Supplied material below:
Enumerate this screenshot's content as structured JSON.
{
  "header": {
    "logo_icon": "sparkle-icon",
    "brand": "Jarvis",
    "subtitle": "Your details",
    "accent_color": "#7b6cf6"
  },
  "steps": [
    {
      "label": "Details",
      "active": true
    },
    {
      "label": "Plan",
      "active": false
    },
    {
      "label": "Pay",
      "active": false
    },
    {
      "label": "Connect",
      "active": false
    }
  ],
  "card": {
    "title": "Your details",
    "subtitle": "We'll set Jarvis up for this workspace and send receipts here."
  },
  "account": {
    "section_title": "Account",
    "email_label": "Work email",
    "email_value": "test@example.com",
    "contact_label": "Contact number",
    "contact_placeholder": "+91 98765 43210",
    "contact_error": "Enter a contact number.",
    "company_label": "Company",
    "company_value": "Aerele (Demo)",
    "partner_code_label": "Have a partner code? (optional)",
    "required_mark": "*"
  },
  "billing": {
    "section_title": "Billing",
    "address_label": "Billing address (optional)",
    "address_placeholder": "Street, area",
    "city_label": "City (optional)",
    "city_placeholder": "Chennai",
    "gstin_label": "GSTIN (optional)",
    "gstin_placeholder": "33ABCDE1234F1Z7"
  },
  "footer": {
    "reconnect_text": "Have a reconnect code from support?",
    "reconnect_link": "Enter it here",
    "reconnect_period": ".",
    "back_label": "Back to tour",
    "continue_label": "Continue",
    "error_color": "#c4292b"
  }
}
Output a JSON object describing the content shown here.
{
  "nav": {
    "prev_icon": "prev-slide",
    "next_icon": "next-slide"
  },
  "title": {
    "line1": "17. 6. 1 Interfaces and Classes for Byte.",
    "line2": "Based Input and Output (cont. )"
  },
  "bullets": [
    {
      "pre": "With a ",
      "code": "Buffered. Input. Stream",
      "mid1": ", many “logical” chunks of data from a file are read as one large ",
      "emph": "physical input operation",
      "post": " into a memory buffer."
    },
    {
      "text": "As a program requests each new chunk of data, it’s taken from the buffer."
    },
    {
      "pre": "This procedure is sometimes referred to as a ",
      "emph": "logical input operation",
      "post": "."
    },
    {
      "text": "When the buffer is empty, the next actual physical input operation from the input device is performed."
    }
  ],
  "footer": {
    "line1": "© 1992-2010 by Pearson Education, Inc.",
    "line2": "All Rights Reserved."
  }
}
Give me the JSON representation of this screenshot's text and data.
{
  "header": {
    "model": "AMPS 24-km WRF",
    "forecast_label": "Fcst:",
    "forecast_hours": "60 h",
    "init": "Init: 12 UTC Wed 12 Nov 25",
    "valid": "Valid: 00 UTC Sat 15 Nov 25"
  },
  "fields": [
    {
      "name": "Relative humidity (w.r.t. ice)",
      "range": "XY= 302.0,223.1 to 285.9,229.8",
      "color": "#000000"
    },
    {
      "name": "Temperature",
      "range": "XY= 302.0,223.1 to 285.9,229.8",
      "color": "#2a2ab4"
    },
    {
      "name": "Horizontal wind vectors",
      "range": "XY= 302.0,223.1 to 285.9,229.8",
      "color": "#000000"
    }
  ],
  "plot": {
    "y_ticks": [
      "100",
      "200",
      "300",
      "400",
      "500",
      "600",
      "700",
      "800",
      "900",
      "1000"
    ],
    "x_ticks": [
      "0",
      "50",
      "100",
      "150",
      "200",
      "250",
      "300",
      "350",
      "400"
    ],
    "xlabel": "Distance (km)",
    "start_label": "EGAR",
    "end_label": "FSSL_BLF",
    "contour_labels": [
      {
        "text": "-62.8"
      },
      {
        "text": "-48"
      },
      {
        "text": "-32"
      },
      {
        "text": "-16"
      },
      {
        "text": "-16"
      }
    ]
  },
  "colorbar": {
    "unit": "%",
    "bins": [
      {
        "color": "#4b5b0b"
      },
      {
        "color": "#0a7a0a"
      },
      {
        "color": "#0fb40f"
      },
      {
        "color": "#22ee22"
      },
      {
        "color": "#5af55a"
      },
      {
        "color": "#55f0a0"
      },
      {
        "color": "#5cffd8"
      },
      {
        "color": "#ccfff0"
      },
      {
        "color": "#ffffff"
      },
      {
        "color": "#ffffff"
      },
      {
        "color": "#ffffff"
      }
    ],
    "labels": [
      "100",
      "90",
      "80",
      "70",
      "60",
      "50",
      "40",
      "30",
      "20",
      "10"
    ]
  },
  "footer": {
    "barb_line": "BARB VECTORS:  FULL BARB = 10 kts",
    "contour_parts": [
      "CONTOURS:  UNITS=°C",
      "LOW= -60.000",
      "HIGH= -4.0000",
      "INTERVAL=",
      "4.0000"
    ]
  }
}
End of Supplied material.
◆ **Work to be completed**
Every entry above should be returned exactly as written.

◆ **Response to this task**
Enumerate this screenshot's content as structured JSON.
{
  "header": {
    "logo_icon": "sparkle-icon",
    "brand": "Jarvis",
    "subtitle": "Your details",
    "accent_color": "#7b6cf6"
  },
  "steps": [
    {
      "label": "Details",
      "active": true
    },
    {
      "label": "Plan",
      "active": false
    },
    {
      "label": "Pay",
      "active": false
    },
    {
      "label": "Connect",
      "active": false
    }
  ],
  "card": {
    "title": "Your details",
    "subtitle": "We'll set Jarvis up for this workspace and send receipts here."
  },
  "account": {
    "section_title": "Account",
    "email_label": "Work email",
    "email_value": "test@example.com",
    "contact_label": "Contact number",
    "contact_placeholder": "+91 98765 43210",
    "contact_error": "Enter a contact number.",
    "company_label": "Company",
    "company_value": "Aerele (Demo)",
    "partner_code_label": "Have a partner code? (optional)",
    "required_mark": "*"
  },
  "billing": {
    "section_title": "Billing",
    "address_label": "Billing address (optional)",
    "address_placeholder": "Street, area",
    "city_label": "City (optional)",
    "city_placeholder": "Chennai",
    "gstin_label": "GSTIN (optional)",
    "gstin_placeholder": "33ABCDE1234F1Z7"
  },
  "footer": {
    "reconnect_text": "Have a reconnect code from support?",
    "reconnect_link": "Enter it here",
    "reconnect_period": ".",
    "back_label": "Back to tour",
    "continue_label": "Continue",
    "error_color": "#c4292b"
  }
}
Output a JSON object describing the content shown here.
{
  "nav": {
    "prev_icon": "prev-slide",
    "next_icon": "next-slide"
  },
  "title": {
    "line1": "17. 6. 1 Interfaces and Classes for Byte.",
    "line2": "Based Input and Output (cont. )"
  },
  "bullets": [
    {
      "pre": "With a ",
      "code": "Buffered. Input. Stream",
      "mid1": ", many “logical” chunks of data from a file are read as one large ",
      "emph": "physical input operation",
      "post": " into a memory buffer."
    },
    {
      "text": "As a program requests each new chunk of data, it’s taken from the buffer."
    },
    {
      "pre": "This procedure is sometimes referred to as a ",
      "emph": "logical input operation",
      "post": "."
    },
    {
      "text": "When the buffer is empty, the next actual physical input operation from the input device is performed."
    }
  ],
  "footer": {
    "line1": "© 1992-2010 by Pearson Education, Inc.",
    "line2": "All Rights Reserved."
  }
}
Give me the JSON representation of this screenshot's text and data.
{
  "header": {
    "model": "AMPS 24-km WRF",
    "forecast_label": "Fcst:",
    "forecast_hours": "60 h",
    "init": "Init: 12 UTC Wed 12 Nov 25",
    "valid": "Valid: 00 UTC Sat 15 Nov 25"
  },
  "fields": [
    {
      "name": "Relative humidity (w.r.t. ice)",
      "range": "XY= 302.0,223.1 to 285.9,229.8",
      "color": "#000000"
    },
    {
      "name": "Temperature",
      "range": "XY= 302.0,223.1 to 285.9,229.8",
      "color": "#2a2ab4"
    },
    {
      "name": "Horizontal wind vectors",
      "range": "XY= 302.0,223.1 to 285.9,229.8",
      "color": "#000000"
    }
  ],
  "plot": {
    "y_ticks": [
      "100",
      "200",
      "300",
      "400",
      "500",
      "600",
      "700",
      "800",
      "900",
      "1000"
    ],
    "x_ticks": [
      "0",
      "50",
      "100",
      "150",
      "200",
      "250",
      "300",
      "350",
      "400"
    ],
    "xlabel": "Distance (km)",
    "start_label": "EGAR",
    "end_label": "FSSL_BLF",
    "contour_labels": [
      {
        "text": "-62.8"
      },
      {
        "text": "-48"
      },
      {
        "text": "-32"
      },
      {
        "text": "-16"
      },
      {
        "text": "-16"
      }
    ]
  },
  "colorbar": {
    "unit": "%",
    "bins": [
      {
        "color": "#4b5b0b"
      },
      {
        "color": "#0a7a0a"
      },
      {
        "color": "#0fb40f"
      },
      {
        "color": "#22ee22"
      },
      {
        "color": "#5af55a"
      },
      {
        "color": "#55f0a0"
      },
      {
        "color": "#5cffd8"
      },
      {
        "color": "#ccfff0"
      },
      {
        "color": "#ffffff"
      },
      {
        "color": "#ffffff"
      },
      {
        "color": "#ffffff"
      }
    ],
    "labels": [
      "100",
      "90",
      "80",
      "70",
      "60",
      "50",
      "40",
      "30",
      "20",
      "10"
    ]
  },
  "footer": {
    "barb_line": "BARB VECTORS:  FULL BARB = 10 kts",
    "contour_parts": [
      "CONTOURS:  UNITS=°C",
      "LOW= -60.000",
      "HIGH= -4.0000",
      "INTERVAL=",
      "4.0000"
    ]
  }
}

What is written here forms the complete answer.